DATA FOR THIS EXERCISE:
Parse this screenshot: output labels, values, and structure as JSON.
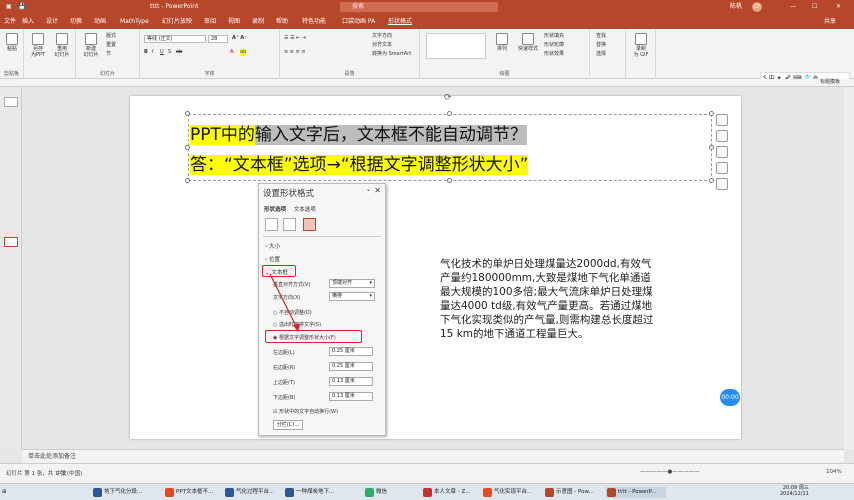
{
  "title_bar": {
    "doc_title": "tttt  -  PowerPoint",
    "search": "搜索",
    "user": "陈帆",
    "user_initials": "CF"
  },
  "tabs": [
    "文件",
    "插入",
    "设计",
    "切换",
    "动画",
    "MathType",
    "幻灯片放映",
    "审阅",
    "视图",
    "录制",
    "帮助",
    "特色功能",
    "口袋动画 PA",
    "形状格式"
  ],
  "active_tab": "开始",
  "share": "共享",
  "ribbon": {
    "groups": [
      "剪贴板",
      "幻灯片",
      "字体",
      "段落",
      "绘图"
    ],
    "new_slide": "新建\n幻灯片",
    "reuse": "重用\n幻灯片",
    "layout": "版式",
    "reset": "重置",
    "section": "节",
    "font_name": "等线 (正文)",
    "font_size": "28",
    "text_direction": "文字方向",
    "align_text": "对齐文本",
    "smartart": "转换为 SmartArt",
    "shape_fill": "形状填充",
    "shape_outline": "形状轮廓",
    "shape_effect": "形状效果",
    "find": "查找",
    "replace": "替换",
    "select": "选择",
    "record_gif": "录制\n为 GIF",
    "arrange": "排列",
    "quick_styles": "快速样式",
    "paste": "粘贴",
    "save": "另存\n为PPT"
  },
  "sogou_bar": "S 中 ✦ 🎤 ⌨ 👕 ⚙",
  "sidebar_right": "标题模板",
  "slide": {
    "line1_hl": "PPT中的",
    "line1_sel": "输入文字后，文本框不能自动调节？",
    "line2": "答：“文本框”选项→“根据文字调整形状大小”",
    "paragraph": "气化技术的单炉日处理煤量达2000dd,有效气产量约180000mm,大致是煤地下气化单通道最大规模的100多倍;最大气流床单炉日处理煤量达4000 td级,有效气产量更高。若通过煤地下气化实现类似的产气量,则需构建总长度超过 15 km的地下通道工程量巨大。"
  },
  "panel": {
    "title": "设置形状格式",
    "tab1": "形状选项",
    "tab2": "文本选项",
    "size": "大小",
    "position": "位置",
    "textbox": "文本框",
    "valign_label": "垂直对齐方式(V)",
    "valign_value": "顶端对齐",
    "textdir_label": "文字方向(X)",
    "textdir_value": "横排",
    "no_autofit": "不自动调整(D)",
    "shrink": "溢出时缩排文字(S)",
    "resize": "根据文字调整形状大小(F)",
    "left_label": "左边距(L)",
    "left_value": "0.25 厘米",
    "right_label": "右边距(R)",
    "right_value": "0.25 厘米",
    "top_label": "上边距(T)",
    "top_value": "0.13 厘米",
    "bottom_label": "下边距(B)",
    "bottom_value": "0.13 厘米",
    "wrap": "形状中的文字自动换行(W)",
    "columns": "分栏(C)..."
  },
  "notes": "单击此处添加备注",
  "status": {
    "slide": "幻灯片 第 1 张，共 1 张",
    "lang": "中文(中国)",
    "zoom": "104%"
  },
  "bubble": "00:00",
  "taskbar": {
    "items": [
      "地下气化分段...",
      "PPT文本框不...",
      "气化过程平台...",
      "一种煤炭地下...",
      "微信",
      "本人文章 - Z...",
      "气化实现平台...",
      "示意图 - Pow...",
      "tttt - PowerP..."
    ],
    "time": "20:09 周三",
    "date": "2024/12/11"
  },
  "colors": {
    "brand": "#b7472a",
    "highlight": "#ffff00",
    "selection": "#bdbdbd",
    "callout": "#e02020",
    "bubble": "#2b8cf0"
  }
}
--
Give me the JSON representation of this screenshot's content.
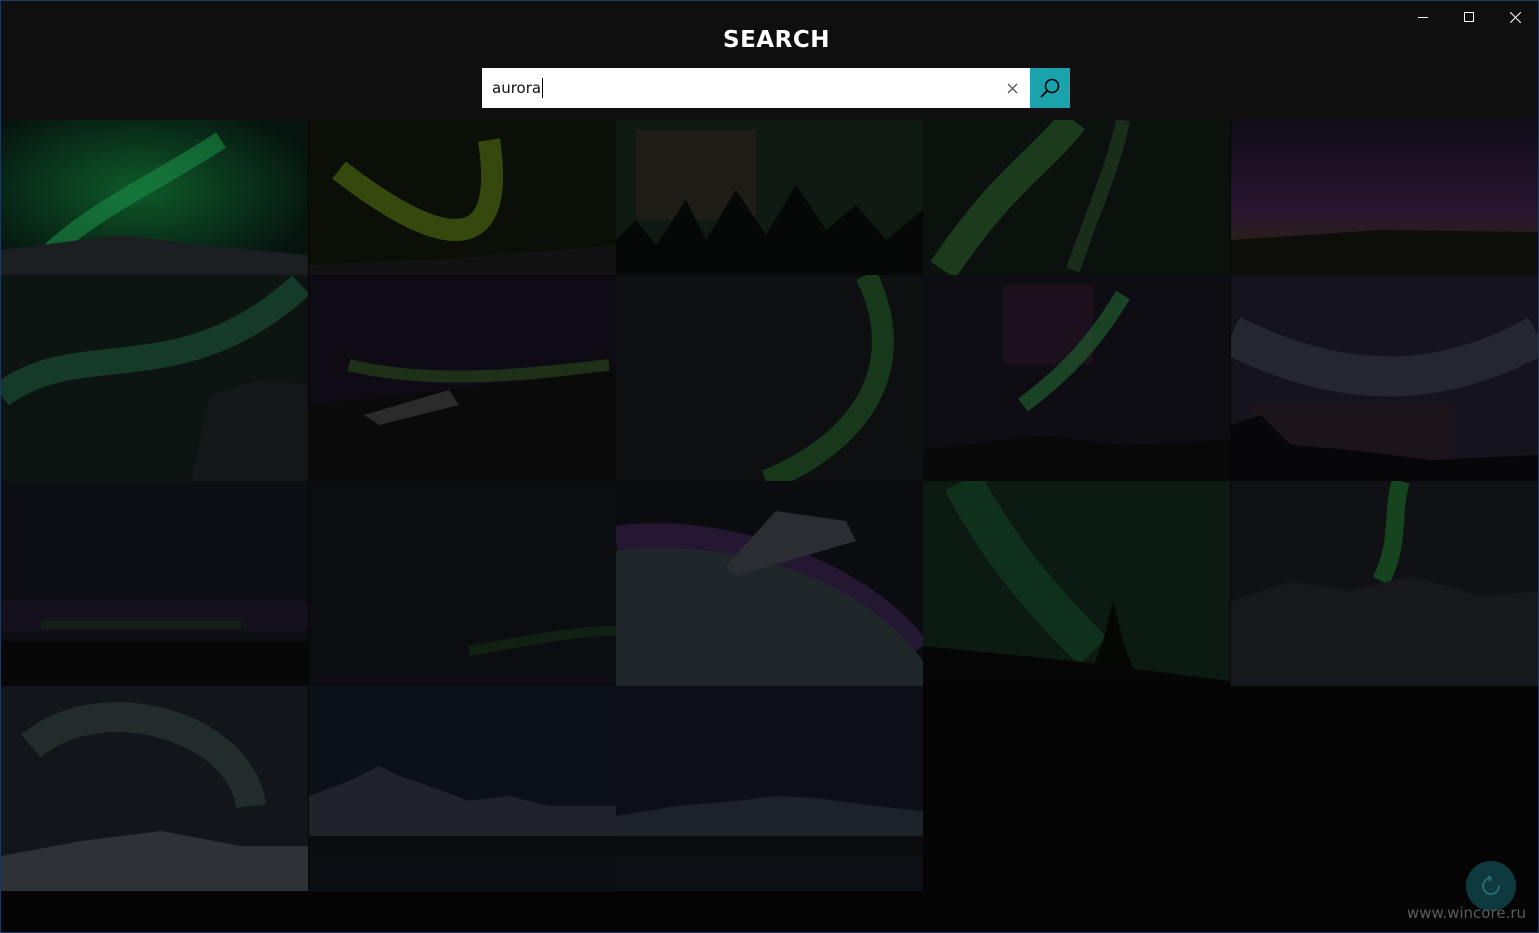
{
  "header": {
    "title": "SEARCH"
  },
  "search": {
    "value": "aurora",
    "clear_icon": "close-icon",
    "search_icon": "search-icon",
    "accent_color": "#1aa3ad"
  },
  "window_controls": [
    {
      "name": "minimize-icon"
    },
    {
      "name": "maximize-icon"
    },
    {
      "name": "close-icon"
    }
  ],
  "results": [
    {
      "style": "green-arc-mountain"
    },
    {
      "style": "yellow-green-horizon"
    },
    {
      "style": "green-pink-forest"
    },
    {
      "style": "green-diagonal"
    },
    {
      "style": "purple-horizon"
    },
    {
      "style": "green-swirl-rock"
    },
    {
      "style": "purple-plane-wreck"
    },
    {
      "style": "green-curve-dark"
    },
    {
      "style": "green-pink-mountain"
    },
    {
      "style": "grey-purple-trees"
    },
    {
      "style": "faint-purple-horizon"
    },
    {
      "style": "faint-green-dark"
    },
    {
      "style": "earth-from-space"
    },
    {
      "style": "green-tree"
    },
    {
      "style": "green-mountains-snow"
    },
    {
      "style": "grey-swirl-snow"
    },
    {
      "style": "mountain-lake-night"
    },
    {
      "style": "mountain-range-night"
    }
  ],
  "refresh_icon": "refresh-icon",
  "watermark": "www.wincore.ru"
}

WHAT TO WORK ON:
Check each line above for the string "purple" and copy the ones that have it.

ANSWER SECTION:
      "style": "purple-horizon"
      "style": "purple-plane-wreck"
      "style": "grey-purple-trees"
      "style": "faint-purple-horizon"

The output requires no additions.